Pouch laminated menus lifting

emcpherson

New member
Recently (1 month ago) I laminated about 50 11x17" menus using a pouch laminator. we used 80 lb cover weight stock with low toner coverage and 3 mil laminate pouches with 1/8" lip. Run at low speed at 120 degrees celcius. The menus have already begun to split and lift on the lip edges, especially at the corners. Adhesion to the paper itself is still adequate.

On completion, there were no noticeable bubbles or warping on the sheets, they all appeared to lay flat. An "x" test on the paper was also performed and there were no issues noted. Slowed the machine down slightly also, as previous run at a faster speed had a slight bubble around the edges of the stock.

1 month doesn't seem like a long enough period of time for these to already be splitting, so I'm curious if anyone else has run into this issue with pouches. They are handled frequently, but this doesn't seem like enough time to cause lifting due to handling alone. We initially wanted to try the pouch laminator as our wide format roll laminator has a lot more waste and more production time, but if we have to replace the product, we're not saving on anything. Could it be the adhesive?
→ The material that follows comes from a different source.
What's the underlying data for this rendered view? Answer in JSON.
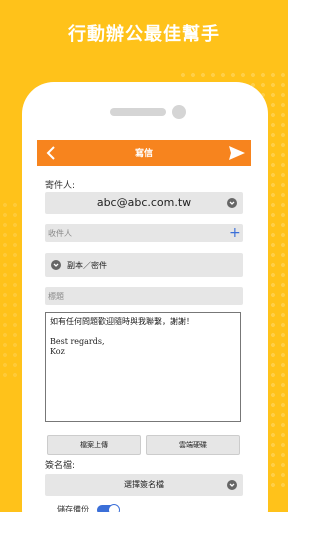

Has anyone else seen this happen this quickly with pouches?

Also - we don't see this happen as quickly on either of our large format roll laminators.
 

kslight

Well-known member
I haven’t used a pouch laminator since all the digital printers quit using fuser oil…what kind of printer is this coming off of? Did you allow the print to cure / outgas before laminating (I normally allow minimum 24 hours). What’s your print / paper storage environment like humidity wise? Using good quality new lamination film?
 

pippip

Well-known member
From the op description I don't think the paper to laminate adhesion is the problem, I think it's the lip around the corners seperating. So the actual laminate to laminate.
 

gregbatch

Well-known member
Sounds like lack of pressure. Some pouch laminators are just spring loaded and don't have an adjustment. Plus, the rollers can lose flexibility over time. Are the edges crystal clear after laminating? If not, you are not getting a good bond and need more pressure.
 

emcpherson

New member
Coming off a Konica Minolta Digital Copier. Offgassed for 24 hrs and humidity is between 46-50%. New laminate pouches. Problem is both edges separating then lifting from paper. Clear edges after lamination, so I agree with @gregbatch about pressure as there is no adjustment on the machine. I'm thinking leaving a larger lip may help, or possibly a thinner laminate? May a 1.5 mil?
 

namelessentity

Well-known member
I always just laminate text weight and let the laminate be what makes the piece thick. I always have issues with card stock not creating a good seal, plus it just seems superfluous.
 

narseman

Well-known member
3 mil laminate pouches with 1/8" lip. Run at low speed at 120 degrees celcius.
I'd push that temp up another 30 + deg. Because of the thicker film. Also recognize that the first couple sheets will cool the small rollers down considerably, and it take a little time for the temp to catch up. So you may have 2-3 or 5-6 that did not get the proper temperature. All LOOKS good. But...
 

What About Profitability?

Canon
What about Profitability?
Offset yields new advantages

Read All About It

   
Top